◆ **TASK DESCRIPTION**
Go through the listing and count the lines with "boot" in them; write only the number.

◆ **INFORMATION SUPPLIED**
◆ ◆ ◆ ◆ ◆
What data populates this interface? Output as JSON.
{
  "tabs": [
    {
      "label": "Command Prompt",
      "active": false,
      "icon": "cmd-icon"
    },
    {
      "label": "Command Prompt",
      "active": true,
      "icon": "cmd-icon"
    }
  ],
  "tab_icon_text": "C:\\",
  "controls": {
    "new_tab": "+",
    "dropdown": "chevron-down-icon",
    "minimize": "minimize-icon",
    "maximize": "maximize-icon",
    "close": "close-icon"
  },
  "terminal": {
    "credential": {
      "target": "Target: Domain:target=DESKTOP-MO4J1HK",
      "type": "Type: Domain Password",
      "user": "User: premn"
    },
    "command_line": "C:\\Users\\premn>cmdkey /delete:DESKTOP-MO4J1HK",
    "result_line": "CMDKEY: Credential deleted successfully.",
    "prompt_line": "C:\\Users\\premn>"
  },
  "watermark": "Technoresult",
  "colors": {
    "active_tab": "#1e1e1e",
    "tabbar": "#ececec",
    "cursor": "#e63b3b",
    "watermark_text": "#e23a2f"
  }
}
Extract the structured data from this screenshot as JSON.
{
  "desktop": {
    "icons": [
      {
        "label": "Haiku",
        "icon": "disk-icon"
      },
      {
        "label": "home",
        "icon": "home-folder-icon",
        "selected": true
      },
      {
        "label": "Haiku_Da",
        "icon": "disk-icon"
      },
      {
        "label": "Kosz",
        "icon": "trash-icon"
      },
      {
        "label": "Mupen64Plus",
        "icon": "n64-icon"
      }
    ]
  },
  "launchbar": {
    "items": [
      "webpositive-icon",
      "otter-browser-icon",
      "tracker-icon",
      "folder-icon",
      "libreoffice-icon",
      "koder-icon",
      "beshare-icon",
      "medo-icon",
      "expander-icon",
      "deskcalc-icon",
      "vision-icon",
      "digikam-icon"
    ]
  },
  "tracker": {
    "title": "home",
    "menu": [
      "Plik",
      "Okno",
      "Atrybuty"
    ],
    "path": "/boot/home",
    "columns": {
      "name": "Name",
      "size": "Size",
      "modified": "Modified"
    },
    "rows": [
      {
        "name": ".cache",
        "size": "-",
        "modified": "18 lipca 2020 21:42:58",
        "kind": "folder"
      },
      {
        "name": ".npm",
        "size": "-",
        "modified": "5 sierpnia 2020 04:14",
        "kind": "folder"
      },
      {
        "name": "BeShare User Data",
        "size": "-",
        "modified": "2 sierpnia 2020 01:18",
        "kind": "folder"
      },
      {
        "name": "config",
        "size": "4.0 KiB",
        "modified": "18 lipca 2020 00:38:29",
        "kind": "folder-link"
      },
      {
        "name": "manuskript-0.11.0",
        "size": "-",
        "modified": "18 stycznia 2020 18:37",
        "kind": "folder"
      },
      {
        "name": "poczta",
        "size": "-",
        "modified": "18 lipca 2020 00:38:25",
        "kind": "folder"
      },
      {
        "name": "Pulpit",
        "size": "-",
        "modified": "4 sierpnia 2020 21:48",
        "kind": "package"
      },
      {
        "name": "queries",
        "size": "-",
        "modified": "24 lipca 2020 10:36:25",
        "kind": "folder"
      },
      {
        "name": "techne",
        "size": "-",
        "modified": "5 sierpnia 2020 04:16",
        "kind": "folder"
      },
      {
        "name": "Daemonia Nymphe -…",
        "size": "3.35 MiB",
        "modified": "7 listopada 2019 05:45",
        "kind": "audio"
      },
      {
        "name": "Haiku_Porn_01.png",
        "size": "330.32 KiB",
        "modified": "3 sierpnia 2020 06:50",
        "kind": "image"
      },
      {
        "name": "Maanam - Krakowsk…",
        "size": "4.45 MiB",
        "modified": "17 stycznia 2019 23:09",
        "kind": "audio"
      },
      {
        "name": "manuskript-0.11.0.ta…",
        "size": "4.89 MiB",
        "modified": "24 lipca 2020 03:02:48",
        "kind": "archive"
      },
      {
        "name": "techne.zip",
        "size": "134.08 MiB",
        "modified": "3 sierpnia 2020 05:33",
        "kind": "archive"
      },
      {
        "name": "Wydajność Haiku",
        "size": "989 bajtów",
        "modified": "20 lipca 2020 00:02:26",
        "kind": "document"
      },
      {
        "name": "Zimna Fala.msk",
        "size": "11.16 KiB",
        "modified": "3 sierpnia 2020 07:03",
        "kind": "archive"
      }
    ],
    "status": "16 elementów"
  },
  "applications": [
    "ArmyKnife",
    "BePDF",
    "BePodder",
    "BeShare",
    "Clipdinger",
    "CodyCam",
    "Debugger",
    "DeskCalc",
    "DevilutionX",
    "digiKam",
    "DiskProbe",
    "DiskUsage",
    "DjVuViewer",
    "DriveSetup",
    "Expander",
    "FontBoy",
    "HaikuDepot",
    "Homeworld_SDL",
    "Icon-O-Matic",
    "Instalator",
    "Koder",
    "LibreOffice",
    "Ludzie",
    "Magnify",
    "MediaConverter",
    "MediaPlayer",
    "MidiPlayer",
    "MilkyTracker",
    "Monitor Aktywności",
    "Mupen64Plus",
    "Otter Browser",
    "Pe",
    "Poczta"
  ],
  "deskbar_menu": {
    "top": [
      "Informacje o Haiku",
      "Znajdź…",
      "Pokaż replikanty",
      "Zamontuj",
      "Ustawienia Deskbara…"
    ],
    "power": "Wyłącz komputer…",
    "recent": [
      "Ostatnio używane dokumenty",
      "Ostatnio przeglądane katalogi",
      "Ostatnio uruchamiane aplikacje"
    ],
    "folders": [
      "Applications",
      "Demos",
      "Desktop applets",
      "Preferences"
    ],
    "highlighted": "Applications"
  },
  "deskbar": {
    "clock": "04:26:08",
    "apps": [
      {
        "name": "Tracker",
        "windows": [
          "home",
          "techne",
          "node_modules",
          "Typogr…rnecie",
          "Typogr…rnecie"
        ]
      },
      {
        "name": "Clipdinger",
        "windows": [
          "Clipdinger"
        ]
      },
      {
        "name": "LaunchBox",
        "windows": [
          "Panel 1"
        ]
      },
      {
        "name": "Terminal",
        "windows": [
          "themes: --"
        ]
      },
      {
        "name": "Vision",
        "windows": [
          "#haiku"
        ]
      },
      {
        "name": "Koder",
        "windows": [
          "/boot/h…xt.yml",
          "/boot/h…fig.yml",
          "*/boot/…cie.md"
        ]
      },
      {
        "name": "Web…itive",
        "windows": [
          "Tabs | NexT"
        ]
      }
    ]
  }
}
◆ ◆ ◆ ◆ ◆
◆ **SOLUTION TO THE EXERCISE**
4